Review of Industrial Organization 21: 185–204, 2002.
© 2002 Kluwer Academic Publishers. Printed in the Netherlands.
The New Competition Law in Thailand: Lessons
for Institution Building
Faculty of Economics, Thammasat University, Bangkok, Thailand
Abstract. The new competition law in Thailand, which replaces the totally ineffective 1979 anti-
monopoly law, aims to enhance the competitive process by improving the enforcement mechanism.
Unfortunately, the Trade Competition Commission’s rulings on the ﬁrst two complaints about al-
legedly illegal conduct by two large companies with obvious market power were disappointing.
Although political pressure was a signiﬁcant factor affecting the decisions, this paper argues that
there were also other important issues. The complex legal, business, and economic problems in both
cases, the weakness of the competition law, poor institutional design, inadequate resources and lack
of experience among the ofﬁcials involved have all contributed to the unfortunate decisions, and will
certainly affect the performance of competition law enforcement in the future.
Key words: Competition institution, competition law, market domination, tie-ins.
JEL Classiﬁcations: K21, L4, L5.
The new competition law promulgated in Thailand in 1999 has received wide pub-
lic attention and created high expectations that it would enable the prosecution of
the monopolists that have been exploiting consumers. Two major cases were ﬁled
with the Ofﬁce of the Trade Competition (OTC) in late 1999. After almost six
months of investigation, the Trade Competition Commission (TCC) ruled that the
two accused ﬁrms did not technically violate the law because the ministerial noti-
ﬁcation on the deﬁnition of market dominance had not yet been decreed, and so the
charges against both ﬁrms were dropped. The rulings led to widespread criticism
in the press. Since then the public seems to have lost faith in the enforcement of
Thai competition law.
This paper analyzes the causes of this failure to enforce the law. In fact, the
rulings were hardly a surprise for any observer who had closely monitored the law,
as there had been several newspaper reports based on informed sources at the Min-
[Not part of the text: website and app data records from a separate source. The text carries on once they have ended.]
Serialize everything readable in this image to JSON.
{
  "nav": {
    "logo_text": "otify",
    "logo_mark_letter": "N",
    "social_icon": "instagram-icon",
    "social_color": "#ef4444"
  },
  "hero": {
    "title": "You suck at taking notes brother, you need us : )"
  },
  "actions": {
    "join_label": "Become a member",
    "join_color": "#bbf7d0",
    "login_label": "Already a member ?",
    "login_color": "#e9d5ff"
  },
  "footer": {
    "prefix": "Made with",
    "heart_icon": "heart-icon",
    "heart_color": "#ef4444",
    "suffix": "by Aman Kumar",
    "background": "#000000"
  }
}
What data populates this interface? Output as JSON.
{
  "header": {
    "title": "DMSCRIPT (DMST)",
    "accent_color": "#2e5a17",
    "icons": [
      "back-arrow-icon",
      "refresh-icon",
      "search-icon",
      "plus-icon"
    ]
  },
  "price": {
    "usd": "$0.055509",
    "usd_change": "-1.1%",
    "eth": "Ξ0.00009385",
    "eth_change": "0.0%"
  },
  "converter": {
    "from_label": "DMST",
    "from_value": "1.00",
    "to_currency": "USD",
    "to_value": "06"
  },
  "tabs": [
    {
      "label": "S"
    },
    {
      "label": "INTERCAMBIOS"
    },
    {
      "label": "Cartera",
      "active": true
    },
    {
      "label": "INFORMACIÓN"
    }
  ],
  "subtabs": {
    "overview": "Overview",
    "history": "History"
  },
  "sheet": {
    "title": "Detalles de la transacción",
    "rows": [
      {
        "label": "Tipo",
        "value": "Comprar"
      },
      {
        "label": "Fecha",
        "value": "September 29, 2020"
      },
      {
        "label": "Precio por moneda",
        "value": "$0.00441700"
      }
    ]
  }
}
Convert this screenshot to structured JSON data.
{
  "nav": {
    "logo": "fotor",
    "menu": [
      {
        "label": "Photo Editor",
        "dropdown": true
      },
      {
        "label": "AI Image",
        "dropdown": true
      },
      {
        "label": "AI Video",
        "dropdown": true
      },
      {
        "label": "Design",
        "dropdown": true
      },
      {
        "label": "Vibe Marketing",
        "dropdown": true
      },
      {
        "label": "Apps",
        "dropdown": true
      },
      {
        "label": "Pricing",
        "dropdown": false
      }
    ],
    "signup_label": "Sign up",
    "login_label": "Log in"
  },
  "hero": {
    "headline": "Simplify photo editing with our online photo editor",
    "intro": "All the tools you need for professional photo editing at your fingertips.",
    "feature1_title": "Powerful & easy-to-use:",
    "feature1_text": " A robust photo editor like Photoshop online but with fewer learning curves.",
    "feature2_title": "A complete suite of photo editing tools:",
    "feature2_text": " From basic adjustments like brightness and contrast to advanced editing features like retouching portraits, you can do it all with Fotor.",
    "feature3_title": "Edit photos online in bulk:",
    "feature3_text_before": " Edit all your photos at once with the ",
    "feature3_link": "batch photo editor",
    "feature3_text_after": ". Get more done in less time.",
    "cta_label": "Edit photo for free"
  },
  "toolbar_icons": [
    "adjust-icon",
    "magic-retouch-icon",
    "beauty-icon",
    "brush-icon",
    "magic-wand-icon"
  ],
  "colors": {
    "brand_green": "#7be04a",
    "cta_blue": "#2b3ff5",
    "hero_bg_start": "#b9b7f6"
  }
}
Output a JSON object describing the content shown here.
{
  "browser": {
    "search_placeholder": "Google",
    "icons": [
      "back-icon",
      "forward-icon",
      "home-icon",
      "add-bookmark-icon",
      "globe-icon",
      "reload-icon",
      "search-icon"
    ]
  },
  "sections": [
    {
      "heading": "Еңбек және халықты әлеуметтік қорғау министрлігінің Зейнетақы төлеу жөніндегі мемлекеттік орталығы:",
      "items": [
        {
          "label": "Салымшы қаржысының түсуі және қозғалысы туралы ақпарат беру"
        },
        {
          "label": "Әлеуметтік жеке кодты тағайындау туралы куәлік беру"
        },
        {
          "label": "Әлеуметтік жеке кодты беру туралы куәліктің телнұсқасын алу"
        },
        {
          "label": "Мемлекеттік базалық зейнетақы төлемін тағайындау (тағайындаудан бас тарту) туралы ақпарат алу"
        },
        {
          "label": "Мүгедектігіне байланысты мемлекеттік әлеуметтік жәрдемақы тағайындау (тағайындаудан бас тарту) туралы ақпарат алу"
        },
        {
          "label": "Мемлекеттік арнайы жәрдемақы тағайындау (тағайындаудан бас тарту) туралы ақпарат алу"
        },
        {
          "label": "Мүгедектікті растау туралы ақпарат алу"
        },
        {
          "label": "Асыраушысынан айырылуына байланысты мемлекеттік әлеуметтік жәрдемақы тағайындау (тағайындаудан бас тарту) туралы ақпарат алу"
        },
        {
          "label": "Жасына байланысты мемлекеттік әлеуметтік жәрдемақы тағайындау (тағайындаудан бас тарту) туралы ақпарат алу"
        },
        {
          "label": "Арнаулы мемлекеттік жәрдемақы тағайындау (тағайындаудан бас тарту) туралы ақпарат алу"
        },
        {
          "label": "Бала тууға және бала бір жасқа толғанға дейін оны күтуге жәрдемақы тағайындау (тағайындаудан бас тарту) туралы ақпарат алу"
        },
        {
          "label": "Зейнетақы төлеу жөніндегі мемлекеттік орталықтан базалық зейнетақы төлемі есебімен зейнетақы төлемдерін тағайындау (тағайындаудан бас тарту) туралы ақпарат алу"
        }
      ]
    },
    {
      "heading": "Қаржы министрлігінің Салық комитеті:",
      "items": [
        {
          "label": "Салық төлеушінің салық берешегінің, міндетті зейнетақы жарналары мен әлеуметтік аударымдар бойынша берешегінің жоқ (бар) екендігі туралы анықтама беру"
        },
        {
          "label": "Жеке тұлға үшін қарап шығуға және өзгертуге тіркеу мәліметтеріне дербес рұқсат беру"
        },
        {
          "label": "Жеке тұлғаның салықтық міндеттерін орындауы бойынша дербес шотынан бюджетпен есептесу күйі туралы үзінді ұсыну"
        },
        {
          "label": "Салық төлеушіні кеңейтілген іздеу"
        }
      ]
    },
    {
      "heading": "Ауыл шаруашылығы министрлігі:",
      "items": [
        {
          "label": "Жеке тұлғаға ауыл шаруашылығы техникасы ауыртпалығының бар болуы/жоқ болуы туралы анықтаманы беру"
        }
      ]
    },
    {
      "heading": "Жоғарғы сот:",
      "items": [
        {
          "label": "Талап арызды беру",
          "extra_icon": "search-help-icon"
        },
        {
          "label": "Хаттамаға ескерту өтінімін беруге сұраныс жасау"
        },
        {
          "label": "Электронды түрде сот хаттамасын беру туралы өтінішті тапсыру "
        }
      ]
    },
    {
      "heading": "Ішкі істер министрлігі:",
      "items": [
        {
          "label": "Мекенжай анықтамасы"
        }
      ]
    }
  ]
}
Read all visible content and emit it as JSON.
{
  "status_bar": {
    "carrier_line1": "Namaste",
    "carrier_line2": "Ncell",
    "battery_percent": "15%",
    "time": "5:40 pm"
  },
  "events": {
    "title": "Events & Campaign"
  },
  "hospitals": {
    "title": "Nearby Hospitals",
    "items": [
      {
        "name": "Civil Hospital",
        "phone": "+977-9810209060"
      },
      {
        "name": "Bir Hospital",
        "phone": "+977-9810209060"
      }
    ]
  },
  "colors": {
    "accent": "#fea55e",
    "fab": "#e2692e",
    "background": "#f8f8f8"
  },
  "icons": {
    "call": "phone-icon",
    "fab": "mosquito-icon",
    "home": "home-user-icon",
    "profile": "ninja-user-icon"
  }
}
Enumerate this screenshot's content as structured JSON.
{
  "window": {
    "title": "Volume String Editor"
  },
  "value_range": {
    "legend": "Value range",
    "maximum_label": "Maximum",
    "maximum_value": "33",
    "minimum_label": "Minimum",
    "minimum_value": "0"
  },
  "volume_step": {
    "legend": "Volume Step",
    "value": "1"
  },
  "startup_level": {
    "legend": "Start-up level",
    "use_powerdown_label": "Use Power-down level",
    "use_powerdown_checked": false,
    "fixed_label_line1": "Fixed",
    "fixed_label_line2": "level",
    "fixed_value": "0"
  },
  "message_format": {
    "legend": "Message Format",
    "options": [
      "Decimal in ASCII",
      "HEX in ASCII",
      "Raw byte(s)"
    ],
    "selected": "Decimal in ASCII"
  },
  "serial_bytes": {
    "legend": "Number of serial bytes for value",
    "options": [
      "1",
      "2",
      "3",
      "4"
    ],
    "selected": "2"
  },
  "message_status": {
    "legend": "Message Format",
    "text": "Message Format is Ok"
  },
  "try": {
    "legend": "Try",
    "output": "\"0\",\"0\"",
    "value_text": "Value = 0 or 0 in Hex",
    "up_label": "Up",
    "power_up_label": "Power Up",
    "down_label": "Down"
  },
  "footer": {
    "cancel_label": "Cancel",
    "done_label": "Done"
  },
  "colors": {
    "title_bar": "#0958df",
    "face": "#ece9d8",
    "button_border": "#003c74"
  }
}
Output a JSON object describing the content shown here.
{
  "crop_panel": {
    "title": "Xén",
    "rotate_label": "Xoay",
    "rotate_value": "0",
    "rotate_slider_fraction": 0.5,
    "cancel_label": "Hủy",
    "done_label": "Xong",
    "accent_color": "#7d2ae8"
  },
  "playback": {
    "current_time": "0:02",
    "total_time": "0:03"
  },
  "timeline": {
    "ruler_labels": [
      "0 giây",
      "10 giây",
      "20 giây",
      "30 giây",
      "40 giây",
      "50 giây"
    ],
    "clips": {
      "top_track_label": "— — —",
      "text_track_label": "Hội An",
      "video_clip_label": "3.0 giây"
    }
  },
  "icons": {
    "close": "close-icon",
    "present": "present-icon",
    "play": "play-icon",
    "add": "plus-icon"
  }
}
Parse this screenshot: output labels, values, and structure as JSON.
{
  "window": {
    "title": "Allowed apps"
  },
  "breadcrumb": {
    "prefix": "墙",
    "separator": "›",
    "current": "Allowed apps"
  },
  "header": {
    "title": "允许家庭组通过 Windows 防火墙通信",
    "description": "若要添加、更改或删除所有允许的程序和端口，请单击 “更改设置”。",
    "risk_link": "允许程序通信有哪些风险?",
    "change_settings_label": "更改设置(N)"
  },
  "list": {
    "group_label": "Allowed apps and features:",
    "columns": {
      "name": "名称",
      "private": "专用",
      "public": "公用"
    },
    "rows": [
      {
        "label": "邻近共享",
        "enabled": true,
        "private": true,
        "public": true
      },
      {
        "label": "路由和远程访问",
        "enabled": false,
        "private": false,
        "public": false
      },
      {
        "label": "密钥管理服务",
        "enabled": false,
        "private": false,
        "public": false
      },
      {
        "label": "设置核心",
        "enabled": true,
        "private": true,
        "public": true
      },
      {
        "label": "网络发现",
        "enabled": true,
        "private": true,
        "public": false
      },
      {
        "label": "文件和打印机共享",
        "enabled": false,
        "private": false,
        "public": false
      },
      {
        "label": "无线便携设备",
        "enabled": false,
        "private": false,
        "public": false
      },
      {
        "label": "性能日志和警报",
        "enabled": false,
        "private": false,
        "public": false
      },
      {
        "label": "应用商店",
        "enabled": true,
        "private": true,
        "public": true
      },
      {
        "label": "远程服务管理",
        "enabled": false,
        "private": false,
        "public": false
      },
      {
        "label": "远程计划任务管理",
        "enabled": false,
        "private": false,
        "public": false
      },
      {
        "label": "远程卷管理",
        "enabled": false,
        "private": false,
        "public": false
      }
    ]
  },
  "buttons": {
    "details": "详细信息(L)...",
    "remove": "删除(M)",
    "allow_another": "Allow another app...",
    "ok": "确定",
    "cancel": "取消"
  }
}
The author is particularly grateful to Ammar Siamwalla, David Round and Suthee Suppanit for
their helpful suggestions on an early draft. The views expressed and any errors or omissions are the